In this segment of Centric Commemorates, Natalie Bullock and Marcie Stoshak-Chavez share their experiences and perspectives about World Humanitarian Day.
Part of our Centric Commemorates series.
In 2014, I walked through a Syrian refugee camp outside Beirut, Lebanon ducking in and out of dark tents and stepping over rivulets of muddy water to greet people waiting to receive a delivery of rice.
They were only a small subset of the 13.5 million Syrians displaced by war at the time and an even smaller subset of the 235 million people worldwide who will need humanitarian aid in 2021. That’s 1 in 33 people worldwide who need help and relief.
Often when we think of refugees, we picture people who had very little from the start – people in need of food, clothing, shelter, and basic healthcare. Yet the Syrians I met in 2014 were professionals: lawyers, consultants, doctors, teachers, small business owners, and humanitarian aid workers themselves. These were people, who until just a few weeks prior had owned houses and pets, had hobbies and favorite restaurants, were sports fans, had families, and had vacations planned. People like me or you. People who, because of the political or economic situations of the region, suddenly had no home to go back to and no relief in sight. People who, for the first time, needed food, clothing, shelter, and basic healthcare.
Today, as we celebrate World Humanitarian Day, established to honor the life of Sergio Vieira de Mello – who was killed in an August 19, 2003 bomb attack in Iraq – we remember those who have routinely put themselves in danger and even given their lives to bring relief to their fellow human beings suffering in crisis from war, starvation, pestilence, and climate change. From our places of peace, we raise awareness for those less fortunate and those valiantly striving to bring them help and hope.
–Introduction by Natalie Bullock
Thinking about World Humanitarian Day stirs up many emotions for me. For thirty years, as a practicing Emergency Physician at a Level One Trauma Center in a highly urban setting, I experienced and watched almost daily acts of selflessness, kindness and caring among my colleagues who provided care to those in need, regardless of their situation.
Although this was on a local scale, it sparked several of our emergency medicine residents to further their education and experience by pursuing training through International Medicine Fellowships. They have become my heroes over the years as I watch them continue to provide care for those in need all over the globe and educate future generations as well.

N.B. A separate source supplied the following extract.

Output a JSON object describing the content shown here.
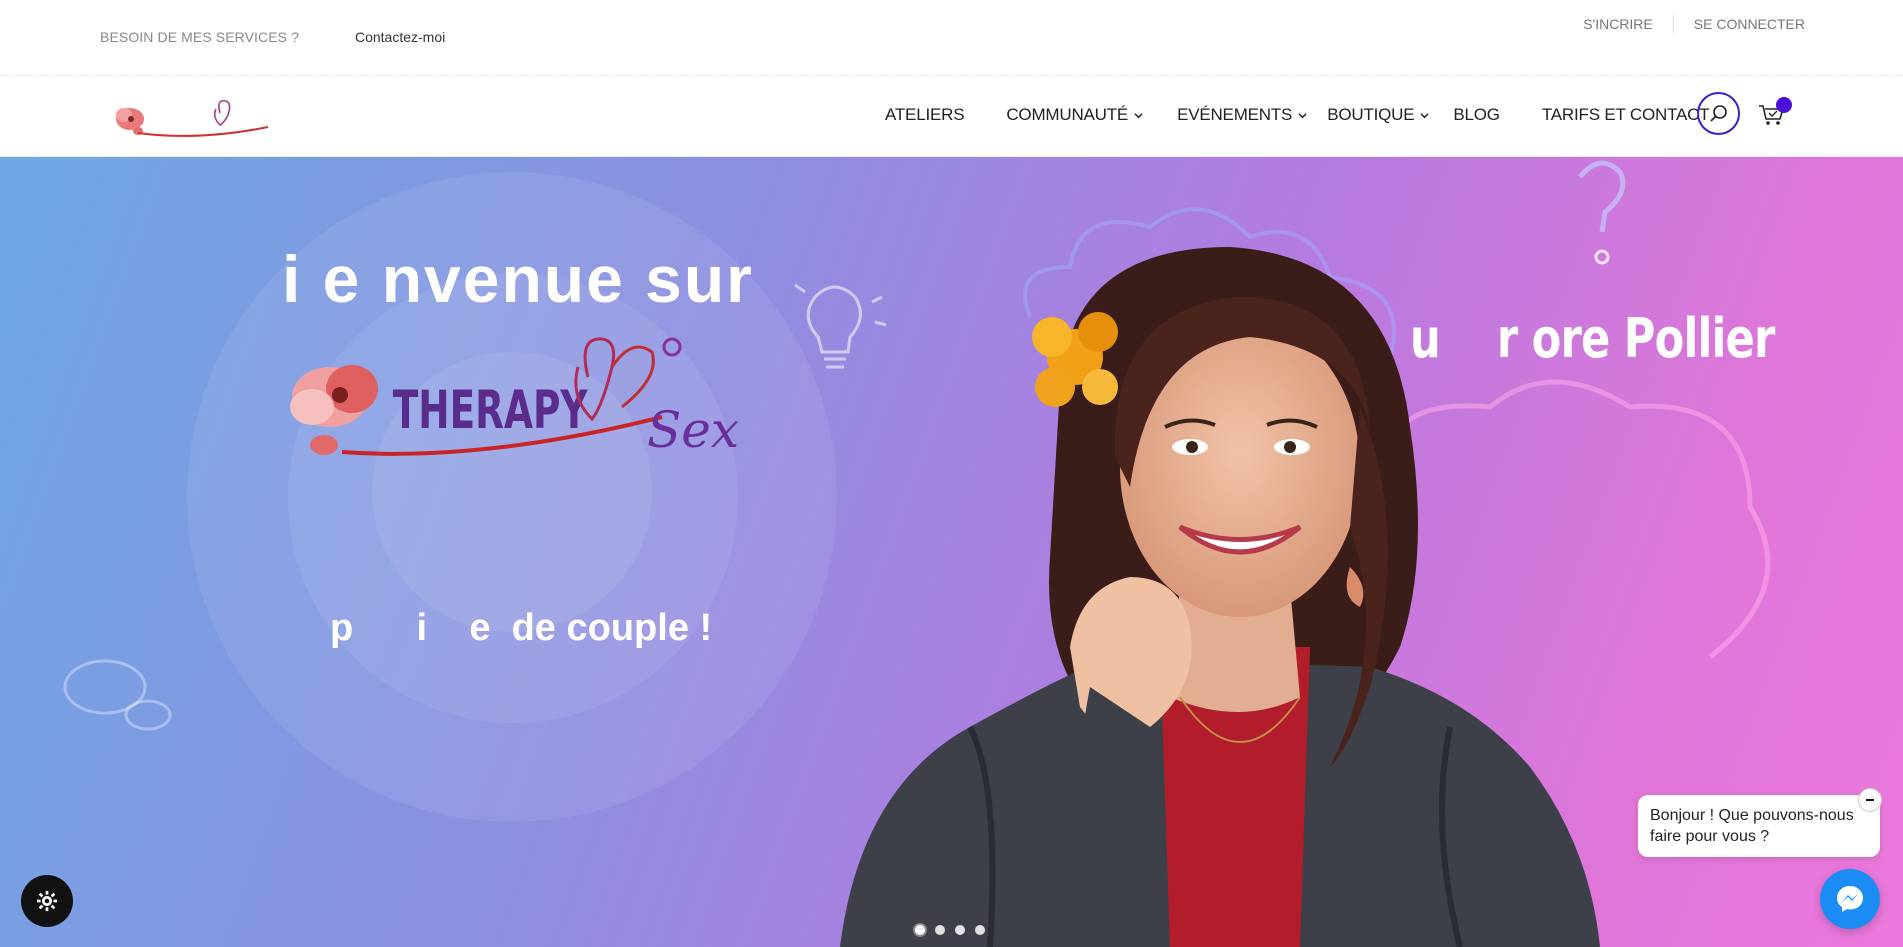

One of my ER residents, Mike Van Rooyen, even went on to serve as the co-founder of an organization, The Harvard Humanitarian Initiative (HHI). Founded in 2005, this organization has grown to collaborate with multiple relief organizations and educate those who have a passion for providing this humanitarian work.
So, on this day, I honor those who generously provide care to those in need – and education for those on the frontlines, whether locally, nationally or globally and particularly during this unrelenting Covid-19 pandemic.
Through these stories, we’ll seek to learn, understand, and empathize. We’ll celebrate our differences and realize that though we have varied backgrounds and perspectives, we are one team.